== BRIEF ==
With every line kept intact, print the entries that appear below.

Saved data entries
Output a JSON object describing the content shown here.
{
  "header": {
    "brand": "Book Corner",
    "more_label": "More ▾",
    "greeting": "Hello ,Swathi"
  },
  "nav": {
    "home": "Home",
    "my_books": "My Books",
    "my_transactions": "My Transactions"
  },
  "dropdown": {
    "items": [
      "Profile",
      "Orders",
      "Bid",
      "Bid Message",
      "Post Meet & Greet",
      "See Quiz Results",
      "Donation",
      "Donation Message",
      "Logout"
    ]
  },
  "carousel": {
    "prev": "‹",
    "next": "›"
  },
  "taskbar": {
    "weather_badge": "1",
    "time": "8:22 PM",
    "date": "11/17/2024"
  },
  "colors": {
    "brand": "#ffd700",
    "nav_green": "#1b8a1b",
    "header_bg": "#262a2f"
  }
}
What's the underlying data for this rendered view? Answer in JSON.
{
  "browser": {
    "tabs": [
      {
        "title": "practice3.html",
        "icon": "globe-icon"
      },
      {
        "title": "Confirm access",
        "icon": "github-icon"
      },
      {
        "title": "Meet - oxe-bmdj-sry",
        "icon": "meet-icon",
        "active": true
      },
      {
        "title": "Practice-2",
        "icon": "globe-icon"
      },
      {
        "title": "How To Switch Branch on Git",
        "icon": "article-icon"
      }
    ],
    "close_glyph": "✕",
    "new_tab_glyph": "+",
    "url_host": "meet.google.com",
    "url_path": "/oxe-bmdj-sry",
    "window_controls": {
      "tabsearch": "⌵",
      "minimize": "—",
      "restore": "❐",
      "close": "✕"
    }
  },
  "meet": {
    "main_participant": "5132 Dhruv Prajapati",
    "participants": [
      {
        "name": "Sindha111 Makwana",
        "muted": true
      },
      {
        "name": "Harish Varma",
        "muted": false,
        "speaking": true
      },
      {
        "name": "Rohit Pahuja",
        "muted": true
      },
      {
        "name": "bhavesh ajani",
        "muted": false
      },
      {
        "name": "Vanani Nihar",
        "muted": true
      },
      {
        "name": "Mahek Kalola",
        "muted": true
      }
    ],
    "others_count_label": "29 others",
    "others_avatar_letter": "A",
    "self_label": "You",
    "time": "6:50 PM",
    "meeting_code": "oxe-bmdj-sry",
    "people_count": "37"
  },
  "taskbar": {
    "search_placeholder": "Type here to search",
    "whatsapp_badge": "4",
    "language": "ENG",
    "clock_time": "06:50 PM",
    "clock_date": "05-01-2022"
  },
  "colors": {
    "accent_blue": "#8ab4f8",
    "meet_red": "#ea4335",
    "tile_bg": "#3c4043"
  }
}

== EXPECTED ANSWER ==
Output a JSON object describing the content shown here.
{
  "header": {
    "brand": "Book Corner",
    "more_label": "More ▾",
    "greeting": "Hello ,Swathi"
  },
  "nav": {
    "home": "Home",
    "my_books": "My Books",
    "my_transactions": "My Transactions"
  },
  "dropdown": {
    "items": [
      "Profile",
      "Orders",
      "Bid",
      "Bid Message",
      "Post Meet & Greet",
      "See Quiz Results",
      "Donation",
      "Donation Message",
      "Logout"
    ]
  },
  "carousel": {
    "prev": "‹",
    "next": "›"
  },
  "taskbar": {
    "weather_badge": "1",
    "time": "8:22 PM",
    "date": "11/17/2024"
  },
  "colors": {
    "brand": "#ffd700",
    "nav_green": "#1b8a1b",
    "header_bg": "#262a2f"
  }
}
What's the underlying data for this rendered view? Answer in JSON.
{
  "browser": {
    "tabs": [
      {
        "title": "practice3.html",
        "icon": "globe-icon"
      },
      {
        "title": "Confirm access",
        "icon": "github-icon"
      },
      {
        "title": "Meet - oxe-bmdj-sry",
        "icon": "meet-icon",
        "active": true
      },
      {
        "title": "Practice-2",
        "icon": "globe-icon"
      },
      {
        "title": "How To Switch Branch on Git",
        "icon": "article-icon"
      }
    ],
    "close_glyph": "✕",
    "new_tab_glyph": "+",
    "url_host": "meet.google.com",
    "url_path": "/oxe-bmdj-sry",
    "window_controls": {
      "tabsearch": "⌵",
      "minimize": "—",
      "restore": "❐",
      "close": "✕"
    }
  },
  "meet": {
    "main_participant": "5132 Dhruv Prajapati",
    "participants": [
      {
        "name": "Sindha111 Makwana",
        "muted": true
      },
      {
        "name": "Harish Varma",
        "muted": false,
        "speaking": true
      },
      {
        "name": "Rohit Pahuja",
        "muted": true
      },
      {
        "name": "bhavesh ajani",
        "muted": false
      },
      {
        "name": "Vanani Nihar",
        "muted": true
      },
      {
        "name": "Mahek Kalola",
        "muted": true
      }
    ],
    "others_count_label": "29 others",
    "others_avatar_letter": "A",
    "self_label": "You",
    "time": "6:50 PM",
    "meeting_code": "oxe-bmdj-sry",
    "people_count": "37"
  },
  "taskbar": {
    "search_placeholder": "Type here to search",
    "whatsapp_badge": "4",
    "language": "ENG",
    "clock_time": "06:50 PM",
    "clock_date": "05-01-2022"
  },
  "colors": {
    "accent_blue": "#8ab4f8",
    "meet_red": "#ea4335",
    "tile_bg": "#3c4043"
  }
}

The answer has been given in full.